__TASK PROMPT__
Whenever a line of the listing contains "Work", it counts; give the total number of such lines and nothing more.

══ SOURCE RECORDS ══

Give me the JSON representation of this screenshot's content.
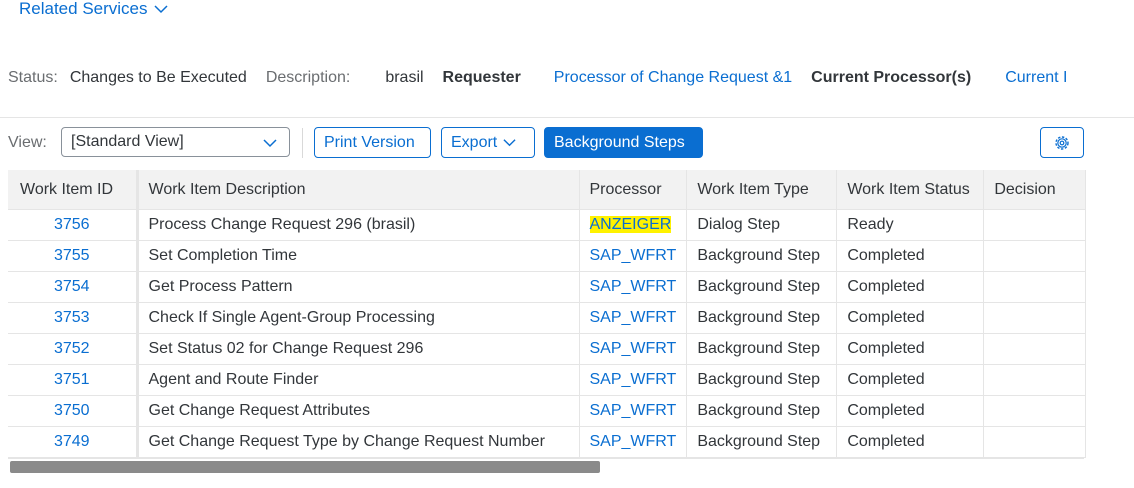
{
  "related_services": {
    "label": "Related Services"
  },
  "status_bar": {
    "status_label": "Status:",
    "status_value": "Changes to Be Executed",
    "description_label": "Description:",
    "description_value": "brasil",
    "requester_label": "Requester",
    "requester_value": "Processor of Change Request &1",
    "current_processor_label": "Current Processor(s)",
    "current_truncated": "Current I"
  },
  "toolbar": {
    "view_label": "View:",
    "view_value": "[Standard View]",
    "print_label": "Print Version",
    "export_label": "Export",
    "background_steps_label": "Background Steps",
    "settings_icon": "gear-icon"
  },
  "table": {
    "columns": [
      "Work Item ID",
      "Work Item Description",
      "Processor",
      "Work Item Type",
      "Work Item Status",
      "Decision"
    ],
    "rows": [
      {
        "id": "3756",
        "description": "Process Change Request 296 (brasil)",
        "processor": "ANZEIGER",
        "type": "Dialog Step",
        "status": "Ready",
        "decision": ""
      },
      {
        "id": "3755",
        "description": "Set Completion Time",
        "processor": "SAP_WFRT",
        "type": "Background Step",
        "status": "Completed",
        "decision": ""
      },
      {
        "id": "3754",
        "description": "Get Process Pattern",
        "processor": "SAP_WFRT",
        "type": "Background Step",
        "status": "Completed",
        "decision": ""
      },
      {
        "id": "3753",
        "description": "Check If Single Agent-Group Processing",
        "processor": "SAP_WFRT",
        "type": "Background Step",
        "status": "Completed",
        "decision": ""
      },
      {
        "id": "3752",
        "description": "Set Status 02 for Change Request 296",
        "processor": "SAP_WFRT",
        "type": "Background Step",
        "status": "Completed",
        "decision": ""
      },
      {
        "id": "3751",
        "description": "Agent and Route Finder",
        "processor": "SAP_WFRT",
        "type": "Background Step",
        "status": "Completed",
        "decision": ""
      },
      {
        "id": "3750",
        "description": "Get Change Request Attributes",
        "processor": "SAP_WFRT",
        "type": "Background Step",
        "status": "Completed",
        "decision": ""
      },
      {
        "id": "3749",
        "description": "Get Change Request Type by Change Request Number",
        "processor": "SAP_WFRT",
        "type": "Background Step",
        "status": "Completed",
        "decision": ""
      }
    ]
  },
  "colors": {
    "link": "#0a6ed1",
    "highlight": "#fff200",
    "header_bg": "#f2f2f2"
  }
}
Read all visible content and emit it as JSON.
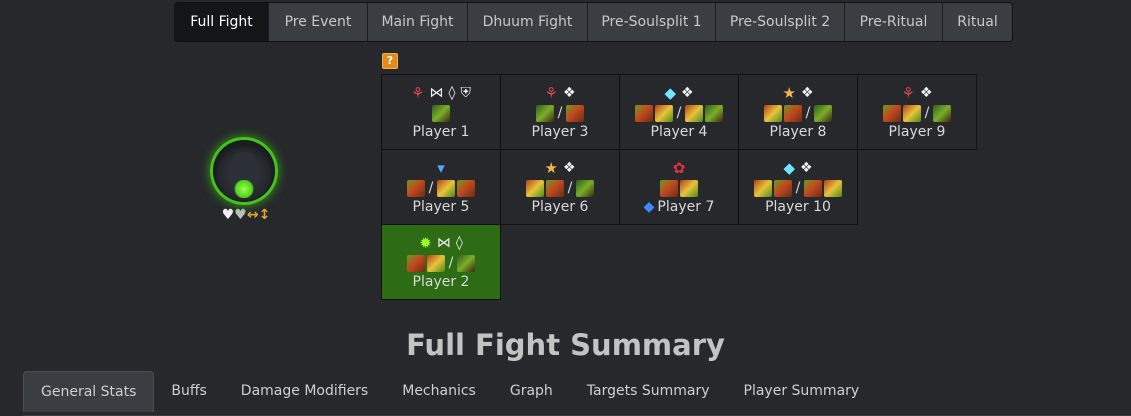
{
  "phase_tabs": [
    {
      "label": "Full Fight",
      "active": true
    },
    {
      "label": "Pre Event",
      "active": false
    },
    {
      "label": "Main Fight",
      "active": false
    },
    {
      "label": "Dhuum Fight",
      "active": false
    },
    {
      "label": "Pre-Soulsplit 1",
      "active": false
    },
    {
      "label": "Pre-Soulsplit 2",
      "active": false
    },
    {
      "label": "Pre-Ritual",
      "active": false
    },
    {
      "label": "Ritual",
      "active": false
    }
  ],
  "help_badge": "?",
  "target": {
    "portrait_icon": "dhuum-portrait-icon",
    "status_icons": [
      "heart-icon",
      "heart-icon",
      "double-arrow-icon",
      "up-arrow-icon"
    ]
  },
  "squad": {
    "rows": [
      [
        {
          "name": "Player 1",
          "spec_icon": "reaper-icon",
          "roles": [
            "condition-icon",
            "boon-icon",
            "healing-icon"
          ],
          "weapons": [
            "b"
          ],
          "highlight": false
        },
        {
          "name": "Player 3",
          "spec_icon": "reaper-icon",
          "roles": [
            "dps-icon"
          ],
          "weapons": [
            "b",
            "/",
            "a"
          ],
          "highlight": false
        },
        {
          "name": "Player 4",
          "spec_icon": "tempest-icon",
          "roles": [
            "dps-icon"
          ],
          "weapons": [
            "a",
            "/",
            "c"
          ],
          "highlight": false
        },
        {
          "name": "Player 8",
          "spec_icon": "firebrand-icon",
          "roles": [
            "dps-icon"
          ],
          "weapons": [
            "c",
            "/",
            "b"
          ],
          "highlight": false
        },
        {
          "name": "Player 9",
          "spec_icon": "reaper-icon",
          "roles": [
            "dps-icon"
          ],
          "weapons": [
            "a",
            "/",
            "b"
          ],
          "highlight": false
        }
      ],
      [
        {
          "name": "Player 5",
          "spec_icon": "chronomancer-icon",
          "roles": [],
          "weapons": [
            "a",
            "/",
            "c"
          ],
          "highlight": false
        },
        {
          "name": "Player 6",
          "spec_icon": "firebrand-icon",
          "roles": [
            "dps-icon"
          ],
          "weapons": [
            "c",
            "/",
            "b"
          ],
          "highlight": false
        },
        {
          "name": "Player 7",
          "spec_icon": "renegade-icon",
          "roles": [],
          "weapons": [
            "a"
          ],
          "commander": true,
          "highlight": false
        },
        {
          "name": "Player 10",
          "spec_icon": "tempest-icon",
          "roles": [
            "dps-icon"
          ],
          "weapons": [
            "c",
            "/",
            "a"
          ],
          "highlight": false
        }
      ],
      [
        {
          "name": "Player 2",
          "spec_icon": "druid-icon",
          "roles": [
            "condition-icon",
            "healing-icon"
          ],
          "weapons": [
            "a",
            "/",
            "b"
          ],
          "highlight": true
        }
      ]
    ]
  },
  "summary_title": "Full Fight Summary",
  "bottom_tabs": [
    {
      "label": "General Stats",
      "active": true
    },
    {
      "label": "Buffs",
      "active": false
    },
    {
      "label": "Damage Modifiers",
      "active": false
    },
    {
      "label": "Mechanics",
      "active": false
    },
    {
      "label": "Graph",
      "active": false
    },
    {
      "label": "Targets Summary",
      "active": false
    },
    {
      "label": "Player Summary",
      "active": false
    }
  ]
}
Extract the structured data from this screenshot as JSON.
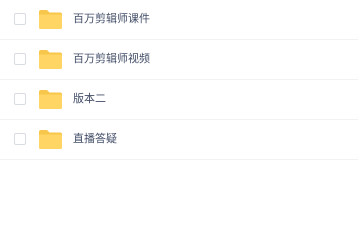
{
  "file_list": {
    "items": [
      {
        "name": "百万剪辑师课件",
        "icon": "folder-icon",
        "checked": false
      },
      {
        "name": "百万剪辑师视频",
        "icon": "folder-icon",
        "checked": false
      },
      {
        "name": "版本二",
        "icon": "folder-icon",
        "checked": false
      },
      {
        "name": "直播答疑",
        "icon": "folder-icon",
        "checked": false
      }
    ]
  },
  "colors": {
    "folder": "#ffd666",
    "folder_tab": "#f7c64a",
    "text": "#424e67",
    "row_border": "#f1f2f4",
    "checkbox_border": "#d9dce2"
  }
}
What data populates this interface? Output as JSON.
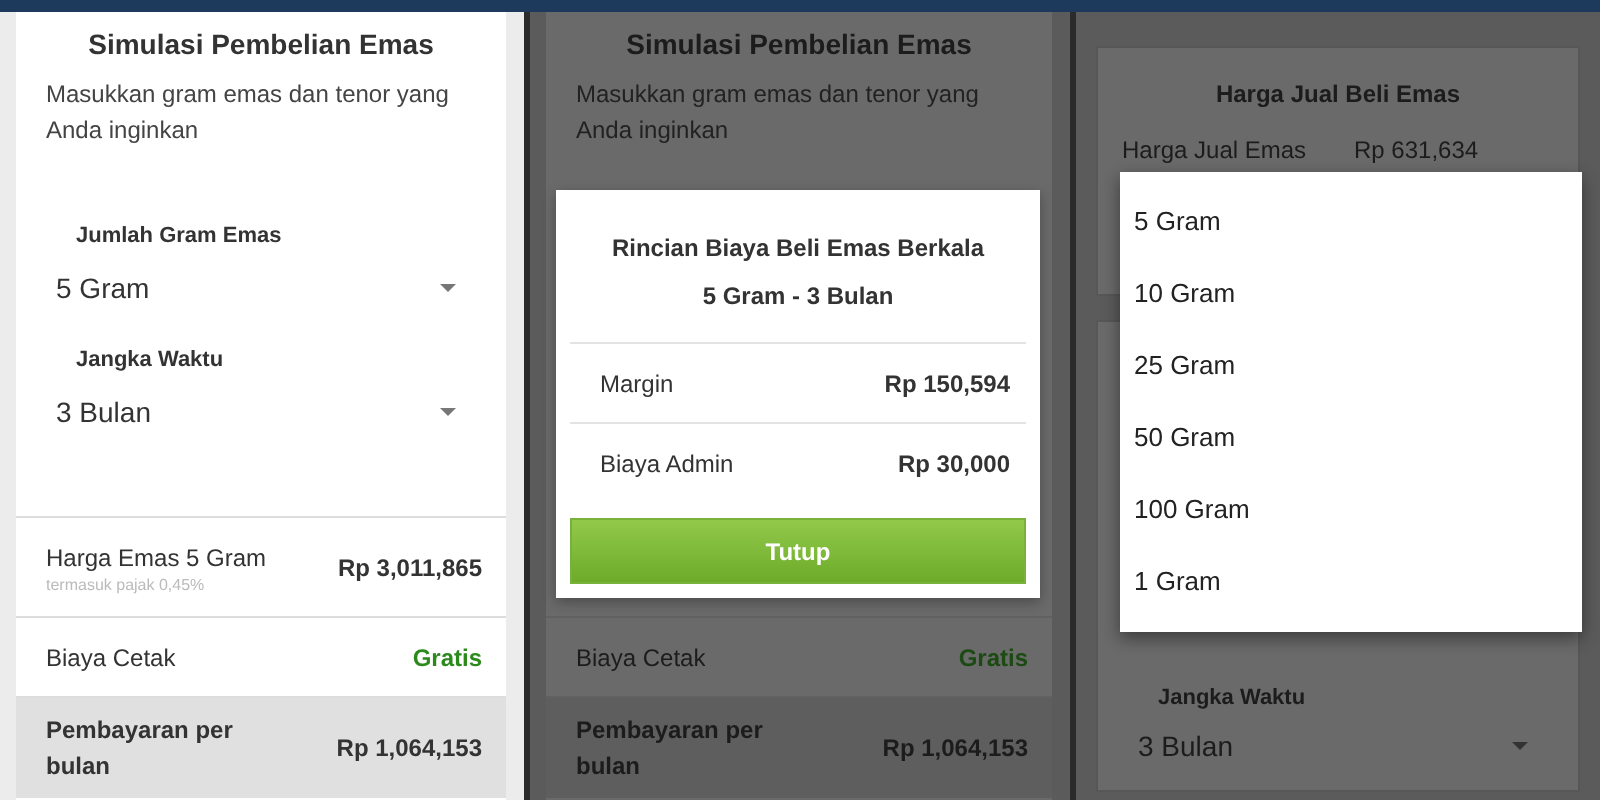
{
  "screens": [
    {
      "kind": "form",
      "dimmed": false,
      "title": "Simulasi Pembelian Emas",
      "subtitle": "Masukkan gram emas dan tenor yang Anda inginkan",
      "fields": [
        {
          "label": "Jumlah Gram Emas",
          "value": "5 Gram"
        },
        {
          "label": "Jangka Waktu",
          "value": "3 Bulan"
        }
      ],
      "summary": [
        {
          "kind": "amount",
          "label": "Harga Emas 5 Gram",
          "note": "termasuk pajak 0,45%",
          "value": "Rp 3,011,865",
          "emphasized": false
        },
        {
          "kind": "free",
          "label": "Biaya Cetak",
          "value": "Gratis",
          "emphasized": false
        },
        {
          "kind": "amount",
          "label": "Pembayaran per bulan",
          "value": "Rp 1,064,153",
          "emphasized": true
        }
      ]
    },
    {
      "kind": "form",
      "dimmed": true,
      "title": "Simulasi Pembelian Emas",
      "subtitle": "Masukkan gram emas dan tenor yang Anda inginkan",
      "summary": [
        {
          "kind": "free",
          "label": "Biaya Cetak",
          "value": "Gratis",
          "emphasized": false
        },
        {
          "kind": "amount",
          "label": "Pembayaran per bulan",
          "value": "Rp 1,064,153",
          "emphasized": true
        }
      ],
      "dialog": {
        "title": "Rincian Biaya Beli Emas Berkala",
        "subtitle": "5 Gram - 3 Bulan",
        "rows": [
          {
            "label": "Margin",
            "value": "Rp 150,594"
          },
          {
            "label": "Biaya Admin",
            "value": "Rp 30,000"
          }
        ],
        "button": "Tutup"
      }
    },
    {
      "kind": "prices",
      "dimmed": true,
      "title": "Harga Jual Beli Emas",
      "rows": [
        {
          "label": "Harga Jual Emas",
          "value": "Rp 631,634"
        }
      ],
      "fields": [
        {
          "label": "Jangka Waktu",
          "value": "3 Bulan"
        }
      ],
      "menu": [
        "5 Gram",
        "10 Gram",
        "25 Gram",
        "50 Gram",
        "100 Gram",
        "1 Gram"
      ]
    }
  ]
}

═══

__TASK RESPONSE__
4